**Required work:** Repeat the listing below in full, keeping each word as given.

━━━━━ Dataset records ━━━━━

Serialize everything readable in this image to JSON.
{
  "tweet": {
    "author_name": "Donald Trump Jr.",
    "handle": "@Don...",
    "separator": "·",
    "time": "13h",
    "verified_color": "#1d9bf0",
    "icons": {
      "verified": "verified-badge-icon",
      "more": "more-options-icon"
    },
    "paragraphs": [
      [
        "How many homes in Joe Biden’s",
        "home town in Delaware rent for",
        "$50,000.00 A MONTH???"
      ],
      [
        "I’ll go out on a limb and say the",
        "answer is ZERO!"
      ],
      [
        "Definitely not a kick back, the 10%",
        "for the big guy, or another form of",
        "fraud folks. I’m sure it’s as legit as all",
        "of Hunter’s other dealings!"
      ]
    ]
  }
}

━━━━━

**Result of the exercise:**
Serialize everything readable in this image to JSON.
{
  "tweet": {
    "author_name": "Donald Trump Jr.",
    "handle": "@Don...",
    "separator": "·",
    "time": "13h",
    "verified_color": "#1d9bf0",
    "icons": {
      "verified": "verified-badge-icon",
      "more": "more-options-icon"
    },
    "paragraphs": [
      [
        "How many homes in Joe Biden’s",
        "home town in Delaware rent for",
        "$50,000.00 A MONTH???"
      ],
      [
        "I’ll go out on a limb and say the",
        "answer is ZERO!"
      ],
      [
        "Definitely not a kick back, the 10%",
        "for the big guy, or another form of",
        "fraud folks. I’m sure it’s as legit as all",
        "of Hunter’s other dealings!"
      ]
    ]
  }
}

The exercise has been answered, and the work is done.